      I am familiar with the book. I read it in the mid-90s.

      Scrum uses a more reengineered approach, a Case Team,
      in Hammer's terminology. A Case Team, by definition,
      avoids hand-offs among teams, that require iteration
      and rework among different teams, because those are
      exactly the reasons why things get slowed down:

      1) you need managers to talk and agree to do work
      2) you need workers to take instructions from
      managers/team leaders
      3) you need workers to report to management what
      is going on, and
      4) managers to report to each other on progress,
      (All the bureaucratic stuff that is undesirable and
      slows things down, albeit, some of it is always

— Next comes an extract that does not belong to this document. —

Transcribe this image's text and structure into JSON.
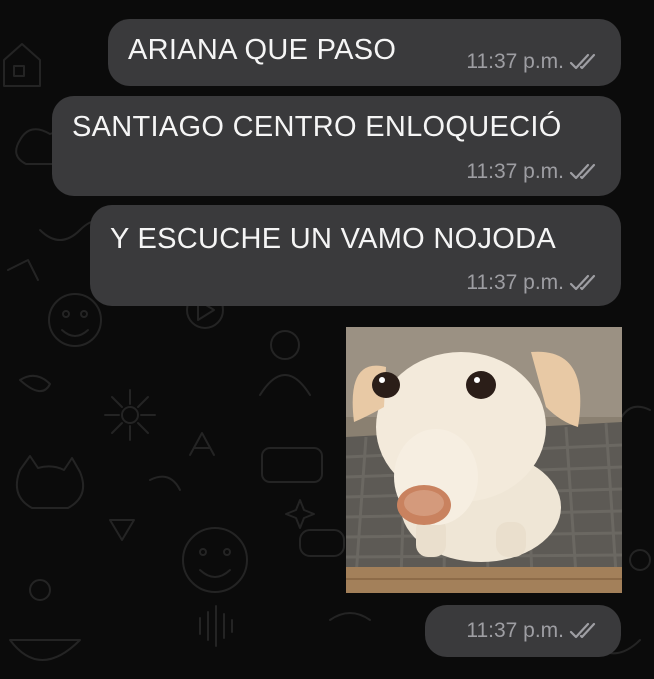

      Instead in Scrum, new ideas are tried from within
      the team, that is iteration and rework, if any,
      stays within a single team. Experiments or prototypes
      are labeled as such in the Product Backlog.
      And they are implemented when they are allocated
      to the Sprint Backlog within a Sprint. Progress
      is reported through the Daily Scrums and the
      decision to continue or to stop with the "experiment"
      is evaluated daily.

      In other words, Scrum mechanisms treat experiments
      like any other task. In that sense, Scrum techniques
      are universal i.e. they work for _any_ kind of
      work that the team needs to accomplish,

      - Mike
    • Show all 29 messages in this topic